* [TASK DIRECTIONS]:
Below are some entries. Copy each line in them that holds "battery".

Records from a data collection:
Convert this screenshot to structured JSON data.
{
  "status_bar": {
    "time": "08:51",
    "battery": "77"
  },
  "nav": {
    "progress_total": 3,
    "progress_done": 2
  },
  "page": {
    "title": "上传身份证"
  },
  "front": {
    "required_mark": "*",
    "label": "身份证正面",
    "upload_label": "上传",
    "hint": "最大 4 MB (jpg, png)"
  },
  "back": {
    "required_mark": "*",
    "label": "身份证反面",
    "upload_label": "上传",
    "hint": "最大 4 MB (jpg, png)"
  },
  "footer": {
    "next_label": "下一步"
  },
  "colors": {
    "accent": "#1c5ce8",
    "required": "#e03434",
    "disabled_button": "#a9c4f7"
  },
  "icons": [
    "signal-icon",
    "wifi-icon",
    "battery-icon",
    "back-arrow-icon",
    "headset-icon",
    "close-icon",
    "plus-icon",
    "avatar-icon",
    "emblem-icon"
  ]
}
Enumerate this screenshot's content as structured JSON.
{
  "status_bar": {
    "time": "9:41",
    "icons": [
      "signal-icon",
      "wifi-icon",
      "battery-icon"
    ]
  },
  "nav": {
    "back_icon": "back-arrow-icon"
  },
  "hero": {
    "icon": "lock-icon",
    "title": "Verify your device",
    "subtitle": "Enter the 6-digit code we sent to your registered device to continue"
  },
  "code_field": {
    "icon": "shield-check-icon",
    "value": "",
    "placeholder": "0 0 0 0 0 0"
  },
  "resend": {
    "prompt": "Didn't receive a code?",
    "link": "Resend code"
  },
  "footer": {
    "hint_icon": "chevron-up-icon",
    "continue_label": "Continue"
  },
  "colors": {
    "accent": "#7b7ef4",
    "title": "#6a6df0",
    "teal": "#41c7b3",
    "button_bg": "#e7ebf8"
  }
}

* [SOLUTION FOR THIS TASK]:
    "battery": "77"
    "battery-icon",
      "battery-icon"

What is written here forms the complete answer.